I have three kids, ages 12, 11, and 9. None of them have a phone, but they claim all of their friends have had phones since second grade. They might be exaggerating, but only by a year. I’m probably the meanest mom ever.
Why don’t my kids have phones? Well, they don’t go anywhere without an adult. Soccer practice? I have the coach’s number (plus, I’m there anyway). Friend’s house? I’m friends with the parents. After-school club? Got the teacher’s contact info on ClassDojo.
My oldest went to his first middle school dance this year, and he borrowed one of my old phones. He called when the dance was over, and we came to pick him up. For those kinds of situations, I’m 100 percent OK with him borrowing a phone.
But for everyday use? I’m just not on board. Not yet.
I have a phone and I’m digitally connected every hour of every day. I get the news from my phone, alerts from my calendar, social media updates, texts, and everything else. If I didn’t keep my phone on silent, it would be beeping all day long. I’m an adult though, and my brain is mature enough to handle the information and sort through what’s important and what’s garbage.
Fortunately, my self-esteem isn’t measured by likes on a photo. My social status isn’t determined by how many people friend me each day. I can shut off the nonsense, and do, whenever it becomes too much. I love breaks from technology and believe they are necessary for my sanity, peace, and overall well-being.
Back to my tweens. They are still maturing. They are moody one minute and thrilled to be alive the next.
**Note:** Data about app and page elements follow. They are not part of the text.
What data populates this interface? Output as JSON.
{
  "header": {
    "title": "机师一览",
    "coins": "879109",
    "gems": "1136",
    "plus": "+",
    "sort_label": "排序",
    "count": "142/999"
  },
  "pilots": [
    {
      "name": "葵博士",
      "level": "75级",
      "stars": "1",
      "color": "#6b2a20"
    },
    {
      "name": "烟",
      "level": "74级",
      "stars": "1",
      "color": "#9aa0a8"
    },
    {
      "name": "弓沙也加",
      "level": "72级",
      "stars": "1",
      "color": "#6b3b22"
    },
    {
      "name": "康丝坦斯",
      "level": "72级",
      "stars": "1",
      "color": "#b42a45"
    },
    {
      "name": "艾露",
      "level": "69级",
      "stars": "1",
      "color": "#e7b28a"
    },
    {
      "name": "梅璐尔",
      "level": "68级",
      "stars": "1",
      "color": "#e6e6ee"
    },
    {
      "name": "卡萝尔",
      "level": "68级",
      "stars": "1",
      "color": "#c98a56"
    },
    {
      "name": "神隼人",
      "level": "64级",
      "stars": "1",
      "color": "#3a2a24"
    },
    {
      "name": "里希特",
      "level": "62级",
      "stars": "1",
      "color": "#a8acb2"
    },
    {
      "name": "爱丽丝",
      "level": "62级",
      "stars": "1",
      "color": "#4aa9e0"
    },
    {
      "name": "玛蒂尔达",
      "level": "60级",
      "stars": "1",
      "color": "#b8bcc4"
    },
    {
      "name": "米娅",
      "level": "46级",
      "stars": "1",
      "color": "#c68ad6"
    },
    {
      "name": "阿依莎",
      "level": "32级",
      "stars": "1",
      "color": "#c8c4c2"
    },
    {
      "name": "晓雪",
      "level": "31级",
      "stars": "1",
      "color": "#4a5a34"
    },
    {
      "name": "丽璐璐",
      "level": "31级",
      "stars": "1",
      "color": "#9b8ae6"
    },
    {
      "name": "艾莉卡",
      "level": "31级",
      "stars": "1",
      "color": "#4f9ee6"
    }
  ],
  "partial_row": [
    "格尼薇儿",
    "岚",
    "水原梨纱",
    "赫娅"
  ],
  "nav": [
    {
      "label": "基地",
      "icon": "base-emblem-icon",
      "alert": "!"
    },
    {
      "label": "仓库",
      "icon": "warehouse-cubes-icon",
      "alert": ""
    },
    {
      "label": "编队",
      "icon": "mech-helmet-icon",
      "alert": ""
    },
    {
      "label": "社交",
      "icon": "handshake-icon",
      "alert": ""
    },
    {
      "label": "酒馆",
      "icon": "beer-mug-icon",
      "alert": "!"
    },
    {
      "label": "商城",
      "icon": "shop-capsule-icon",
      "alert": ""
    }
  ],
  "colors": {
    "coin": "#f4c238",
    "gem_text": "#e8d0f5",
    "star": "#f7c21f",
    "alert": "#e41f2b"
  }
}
The biggest problem they experienced during COVID-19 was having to agree on a movie to watch. They do well in school, go to church every Sunday, love animals, and test the limits when they think they can get away with it.
They crave those limits, though—even though they may not realize it. They NEED those limits.
I didn’t sign up to have children only to give up on parenting at this stage of the game. They know I am not their friend; they have plenty of those. I am their mother. It is not my job to make them happy every second of the day. It is my job to raise them to become decent human beings who will positively impact this world. I am raising them to be independent someday and they need limits while they are maturing into that independence.
I can’t imagine my kids waking up every morning bombarded with social media news reports of riots, shootings, and unimaginable violence. And then receiving 500 texts before breakfast from friends speculating about events they don’t fully understand. I can’t imagine my children’s’ eyes widening in horror as they watch live video clips of people getting cursed out, beaten, handcuffed, locked up, or worse.
I can’t imagine my children going onto YouTube and stumbling across a step-by-step guide on how to successfully hang themselves. I can’t imagine my children chatting with a seemingly genuine individual and becoming emotionally attached . . . only to find out the person has unmentionable intentions with my children.
I can’t imagine the filth and nastiness of the world we live in (that I can’t even stomach half the time) being accessible to my children 24/7 because of a device I willingly placed into their hands.
I brought these children into the world 12, 11, and nine short years ago. I’m not ready for them to be grown up yet. And they aren’t either.
There are privileges that come with being an adult. And responsibility, too. All of that will come in time when they are cognitively, emotionally, socially, and physically mature enough to handle it.
For now, they are children. They still have stuffed animals. They still climb trees. They still want me to watch them do tricks in the pool. They love surprise trips to the candy store and getting to stay up late for fireworks. I’m just not ready to lose that yet.